Portugal’s location on the southwestern edge of Europe is part of why the country ruled over a large empire from the 1400s to the 1900s. The international influences brought by trade have shaped Portuguese culture, though it has stayed relatively isolated as part of Europe. As it is situated on the Western edge of Europe, Portugal is often left off the list of countries covered by bands and cultural events touring around the continent. It’s not uncommon to see a big international music act hit both Barcelona and Madrid in Spain but bypass dates in Porto or Lisbon. Outside of those two metropolitan areas, residents in cities in the rest of Portugal are even less likely to get the opportunity to experience these events in their towns.
For some expats, this may be a serious drawback, especially on the even-more isolated island territories of Madeira and the Azores. However, for others it may be exactly what’s needed to achieve the peaceful quality of life they’re looking for. If expats move to Portugal, they will likely fall in love with Portuguese culture but will probably be surprised with just how culturally isolated it can feel at times.
The Secret is Out: Portugal’s Increasingly Competitive Housing Market
For the last decade, many expats have turned their attention to Portugal and its many attractive qualities to make it their new home base. This has caused a rapid boom in housing and rent prices throughout the country, but especially in Lisbon, Porto, and the coastal areas. The increases in rent year after year have been an encouraging sign that the economy is recovering from recession. However, the living wages haven’t kept up the pace with the rest of the EU and many long-time residents are being forced out of their homes.
The driving force of this trend is the adaptation to short-term rental services such as Airbnb, which focuses on encouraging tourism instead of long-term residences, as well as property purchases for foreigners to qualify for the Golden Visa.

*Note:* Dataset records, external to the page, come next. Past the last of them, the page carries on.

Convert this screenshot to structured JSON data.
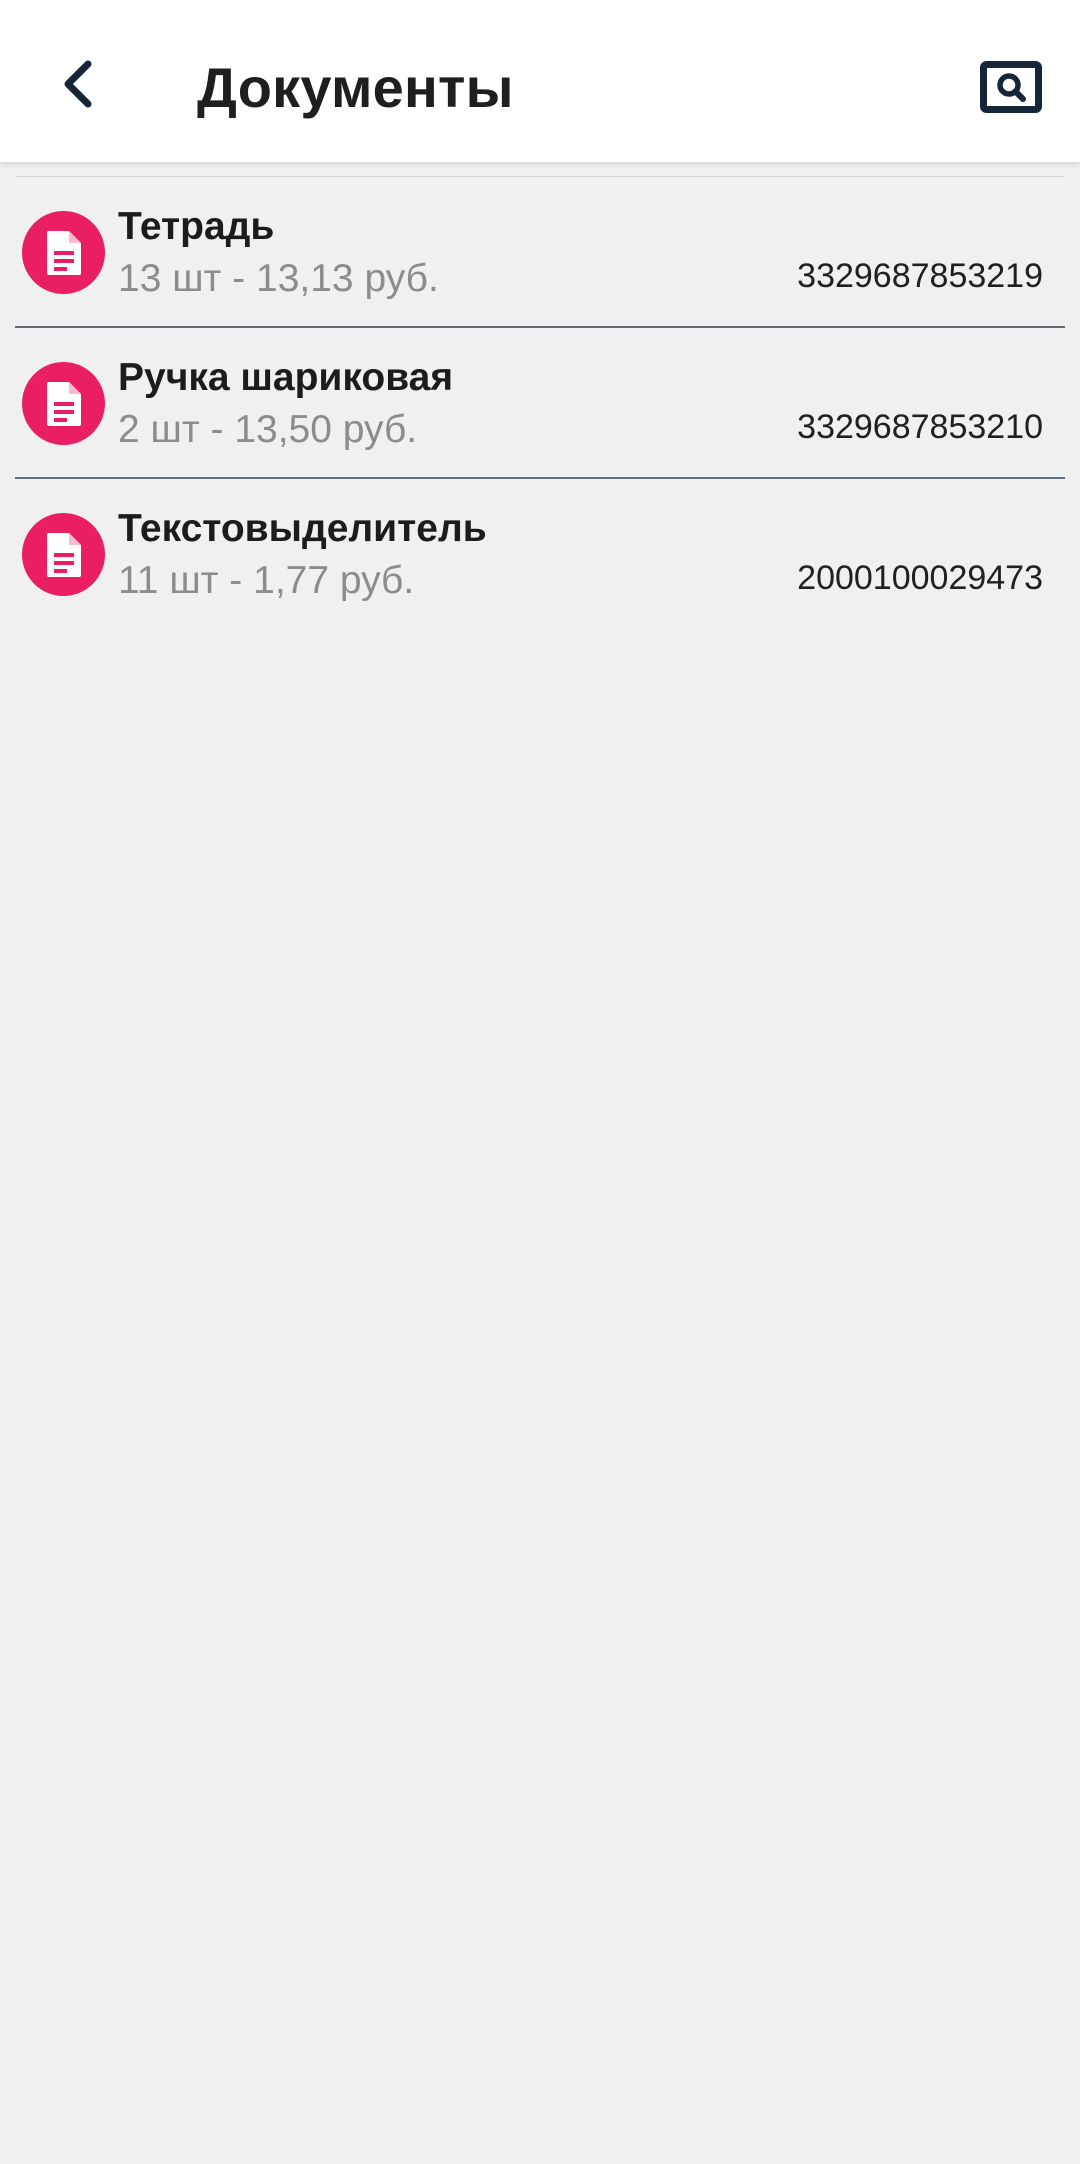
{
  "header": {
    "title": "Документы",
    "back_icon": "chevron-left-icon",
    "search_icon": "search-icon"
  },
  "colors": {
    "accent": "#e91e63",
    "appbar_icon": "#152638",
    "divider": "#5e6f7f",
    "background": "#f0f0f0"
  },
  "items": [
    {
      "name": "Тетрадь",
      "details": "13 шт - 13,13 руб.",
      "code": "3329687853219",
      "icon": "document-icon"
    },
    {
      "name": "Ручка шариковая",
      "details": "2 шт - 13,50 руб.",
      "code": "3329687853210",
      "icon": "document-icon"
    },
    {
      "name": "Текстовыделитель",
      "details": "11 шт - 1,77 руб.",
      "code": "2000100029473",
      "icon": "document-icon"
    }
  ]
}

An unintended consequence of Portugal’s relaxed permanent residence and citizenship laws is that many foreign investors have supplanted Portuguese nationals and gentrified many areas of the country. To remedy the property pricing issue that the Golden Visa has contributed to over the last decade, the government has declared that properties in many of the most popular areas of Portugal will no longer qualify the owners for residence through the Golden Visa starting in January 2022. Despite that change, the secret is out about Portugal, so you can expect this housing price trend to continue.
Focusing on the Positives While Being Aware of the Negatives
No country is perfect. The Expat Empire team has lived in many countries around the world, experiencing both the wonderful and the frustrating aspects of each place. Our founder, David, has seen both positive and negative extremes of living in Singapore, China, Japan, Germany, and currently Portugal. I have spent time in Bosnia and Herzegovina, Czech Republic, and currently Turkey. I can say that there is no perfect place to live as every country has its positives and negatives. It’s always important to focus on the positives of a country while being aware and prepared to deal with the negatives.
We don’t wait to dissuade anyone from considering living in a country as wonderful as Portugal. It is, however, quite important to know about the issues that may affect your daily life in the country. Then, you can accurately weigh the pros and cons of moving to the country and make the right decision for you.
Start Your Expat Journey to Living in Portugal
Many expats have found that a wonderful life has been waiting for them in Portugal, and we want to help you do the same. Check out how we can help you Move to Portugal with our detailed information and firsthand experience with relocating to this beautiful country. Even if you’re not sure about living in Portugal, Expat Empire is here to assist you with all the big questions about moving abroad. Take a look at our consulting services and Expat Tools to see which of them will take you to the next step in your journey abroad!